My long-standing problem with some critics of artificial intelligence (and the Turing test) has been that it operates from assumption is that the only way to be intelligent is the way the human brain works. For that matter, the idea that there is an intelligent/not intelligent threshold strikes me as fallacious and simply a way to bolster hopes of human exceptionalism (e.g., dogs are not unintelligent life, they are just less intelligent life). I'm personally optimistic that we will generate artificial intelligences long before we replicate the wiring and behavior of the human brain.
Aaron Diaz of Dresden Codak posted a great satire of the anti-AI position in his "Artificial Flight and Other Myths, a reasoned examination of AF by top birds":
Even if we were capable of completely achieving the above, how would weThis is certainly the most entertaining use of metaphor to dismantle an opposing viewpoint that I have seen since Mark Crislip's "Alternative Flight" send-up of the complementary and alternative medicine industry.
ever know if it was a true bird? Where does flight really reside? We
may build a functioning, flapping wing, but what if the essence of
flight is deeper, hidden within the cells or elsewhere? We would only
succeed in making a hollow doll that only gives the appearance of

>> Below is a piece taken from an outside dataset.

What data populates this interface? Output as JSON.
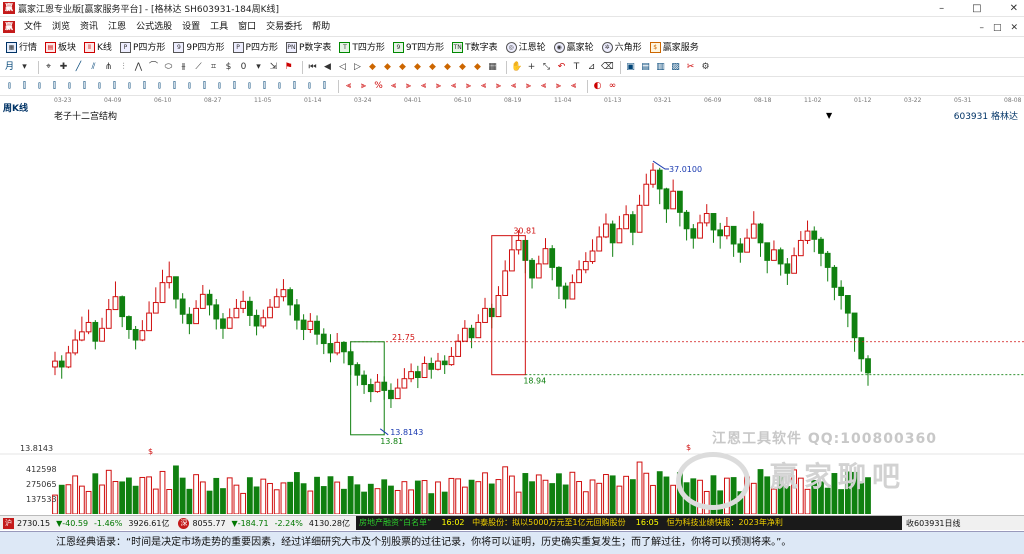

flight. If this is the end result, is it a worthwhile investment of our
time and resources?